Poor Sir Tim Hunt.
He thought it was a joke, apparently. Something light hearted, to raise a titter. I’m wondering how enormous the lack of self-awareness of this Nobel prize winner must be for him to have continued in this vein for five minutes in the face of an audience that clearly could not believe what they were witnessing.
Then he got on a plane back from South Korea and his comments were pinged around the world and made the subject of newspaper articles and radio interviews and Twitter pile-ons. I haven’t been on Twitter much today but there’s a #distractinglysexy hashtag full of women scientists being quite snarky about their ability to prioritise their work over falling in love with their colleagues. Presumably too, male colleagues can also fall in love.
As usual it’s the woman’s fault if men fall in love with her, just as much as it will be her fault for falling in love with a male colleague. If, however, she acts in a professional way and DOESN’T fall in love, then there’s bound to be something wrong with her. She’s obviously a frigid bitch or a ballbreaker or some such epithet.
There are plenty of men in the world who use the same logic to force women to cover themselves lest men, who seemingly are not in a position to control their own behaviour, are distracted by them. This does seem to the be the logical conclusion of Sir Tim’s call for segregated labs: let’s penalise women by covering them up; shutting them away and pretending they don’t exist. If they therefore can’t compete with us for jobs, then that’s mere coincidence.

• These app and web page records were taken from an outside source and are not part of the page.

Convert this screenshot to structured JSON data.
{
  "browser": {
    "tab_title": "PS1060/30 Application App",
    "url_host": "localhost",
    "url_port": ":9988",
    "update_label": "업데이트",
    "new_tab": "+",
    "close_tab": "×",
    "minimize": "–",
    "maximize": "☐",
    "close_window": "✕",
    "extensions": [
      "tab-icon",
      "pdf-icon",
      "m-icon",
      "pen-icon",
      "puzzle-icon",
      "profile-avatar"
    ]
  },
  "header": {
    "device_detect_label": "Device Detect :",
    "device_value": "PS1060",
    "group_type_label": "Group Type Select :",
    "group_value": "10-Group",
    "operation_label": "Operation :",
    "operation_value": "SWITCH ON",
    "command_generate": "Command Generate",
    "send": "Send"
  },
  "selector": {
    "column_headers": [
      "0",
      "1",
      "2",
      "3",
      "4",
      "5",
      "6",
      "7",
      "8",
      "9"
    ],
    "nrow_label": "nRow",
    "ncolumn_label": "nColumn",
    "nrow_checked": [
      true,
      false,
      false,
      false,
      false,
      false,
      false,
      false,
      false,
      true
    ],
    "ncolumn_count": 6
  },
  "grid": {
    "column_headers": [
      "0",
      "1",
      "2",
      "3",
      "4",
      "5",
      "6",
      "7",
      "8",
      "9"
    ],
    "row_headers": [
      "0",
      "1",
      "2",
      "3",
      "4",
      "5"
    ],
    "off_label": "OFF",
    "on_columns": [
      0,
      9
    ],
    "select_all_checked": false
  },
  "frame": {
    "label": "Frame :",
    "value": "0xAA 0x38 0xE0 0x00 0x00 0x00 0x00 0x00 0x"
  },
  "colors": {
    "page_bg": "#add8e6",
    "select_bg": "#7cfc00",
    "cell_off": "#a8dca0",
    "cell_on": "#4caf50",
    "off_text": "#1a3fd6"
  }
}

I don’t want to go into it further here except for speculating that it’s him that has trouble with women colleagues and he deals with this by rationalising it into comments such as this.
The charge will be levelled that women are humourless and can’t take a joke but lines like this are symptomatic of a wider attitude. Yes, it’s just one silly-arse, arrogant old man saying these sorts of things, but how symptomatic is it of people at this level all across society?
Just last week the Prime Minister of India Narendra Modi expressed his pleasure that the Prime Minister of Bangladesh, Sheikh Hasina was tough on terrorism, “…despite being a woman.” Just one silly-arse man eh? Or are these attitudes among the men in charge so prevalent that society simply accepts them and they think they can make these throwaway remarks unchallenged?
If someone in such an eminent position is allowed to get away with this sort of thing it sends a clear message that these views are tolerable, that we prefer a bit of eccentricity “Oh, that’s just him,” to women being able to do their jobs to the best of their abilities without stupid irrational obstacles based on ridiculous stereotypes being placed in their way.
Then came the news that Sir Tim had resigned from University College London, whose statement made clear that his comments were incompatible with their gender equality ethos.
How easy it is to clamour for a resignation! Someone does something wrong and people demand their head on a pole at the Tower of London. I don’t think I approve of forced resignations any more than I approve of trial by Twitter or Twitter pile-ons. I confess I made my fair share of snarky comments first thing yesterday morning but my complaint was with the behaviour rather than the man.
You see, when someone is forced to resign and escape the glare of publicity over their faux pas, they escape the resultant public scrutiny too, don’t they? They can just hole up in their holiday home in France or go back to their lab and, though it’s usually a step back for their career for a while, nothing really changes. They are still the same person and their behaviour stays the same. If anything, they feel defensive and under siege and continue to hold the opinion or behave in an even more abhorrent way. No sunlight is allowed in onto their self-justification to force them to examine the impact of their views.
My preference would be for people to stay in their post, receive some training and try and rectify the damage they’ve done both to the institution they represent and more widely. Isn’t it better to take responsibility for one’s behaviour and try and put things right?
The first step, in my book, would be mandatory training in the issues faced by, in this case, women scientists in their career progression, in being taken seriously at work; in sexism and discrimination based on stupid, outdated stereotypes; in difficulties with combining work and family. Serious issues, all too often conveniently ignored by people who make these sorts of flippant comments.
It seems odd to me that University College were unaware of the views that Sir Tim so vocally holds dear to his heart. Why on earth was a self-designated “male chauvinist pig,” allowed to address such a forum if he was only setting himself (and his employer) up for ridicule and, eventually, to lose his job? Surely a gender equality policy requires training in what this means in terms of an employee’s responsibilities towards their colleagues and their employer and, in such high profile cases, their status as a role model?
It has been suggested that perhaps people deemed eminent are excused from such training which they might consider patronising. Perhaps the organisation is too intimidated to insist that they attend. What is the point of having gender equality policies that are only mandatory for some employees?
People higher up the career ladder are more in need of training to help them appreciate the need for a diverse team and of the contribution of people from a variety of backgrounds. Precisely because they have done well is why they have an enhanced need for an imagination about why others from different backgrounds haven’t. As usual, education and imagination are the answer and we can all benefit from learning about people not like us.
But I doubt whether those hounded to resign by an indignant mob will ever see things in those terms.